In beer, the possibility of higher prices are less of a worry – at least if the performances of Beavertown and Staropramen are anything to go by. Both have grown value 17.6% despite their more premium price points. Similarly, costlier Asahi Super Dry is up 9.1%. Asahi UK marketing director Sam Rhodes is convinced premium beer will continue to do well despite the inflationary environment. He believes shoppers will reduce basket size rather than trade down. “People are still going to allow themselves an affordable luxury if they want to drink at home – and maybe some on-trade occasions will be replaced by off-trade,” he points out.

The latter point could prove particularly pertinent to the big event of the year for beer brands: the World Cup. With this year’s tournament scheduled to take place in the run-up to Christmas, “the on-trade is going to be strained from a capacity point of view” says Ellis. So, shoppers could end up hosting parties at home instead.

Accurate predictions

Still, brewers must approach the combination of football and festivities with caution, Ellis warns. “They’ve either got a massive supply chain crisis or opportunity, depending on how good at forecasting they are.”

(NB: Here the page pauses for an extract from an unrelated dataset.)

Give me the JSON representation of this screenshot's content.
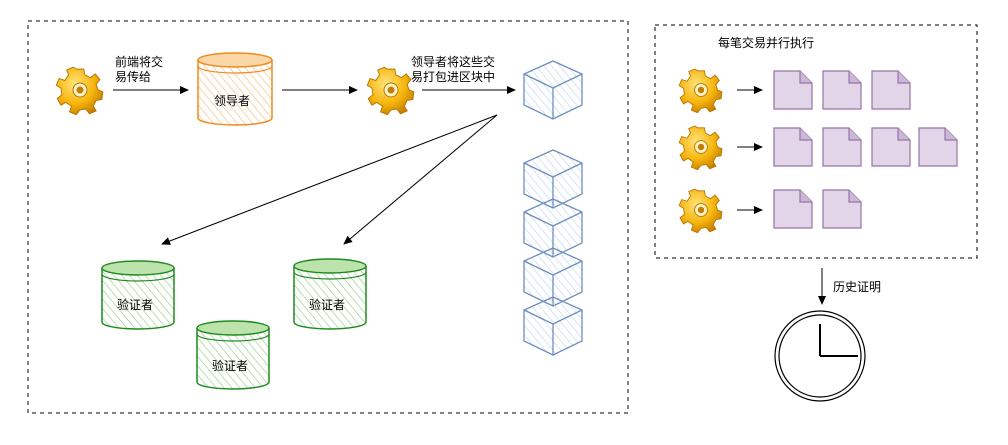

England’s performance will be crucial to those forecasts. A run to the tournament’s final could drive sales higher than expected and “there will not be enough time to produce more [beer]. Hence you’ll miss out on Christmas,” Ellis warns.

The Jam Shed Supperclub

But if the Three Lions fail to pass the group stage, “suddenly there’s massive oversupply to clear in December and the only solution is to deep discount or carry huge stocks into January, killing your cash flow”.

Chaos in the BWS aisle could be further created by a clash of promotional activity. Brewers will likely be after the biggest slots during the World Cup, which will take a bite out of spirits’ offers for Christmas – which typically run from the last week of October.

The problem with trying to accurately foresee these months is there is no recent point of comparison – not even the recession of 2008.

“I don’t think it’s comparable because government was pulling completely different levers at that point, putting lots more cash and liquidity into the economy,” says the WSTA’s Beale. “We’re telling suppliers to be as prepared as they can for the things they know are coming, rather than the things they don’t.”

In short, the category’s glass is both half empty and half full – depending on how you look at it.

Britain’s biggest alcohol brands 2022: is the industry’s glass half-full or half-empty?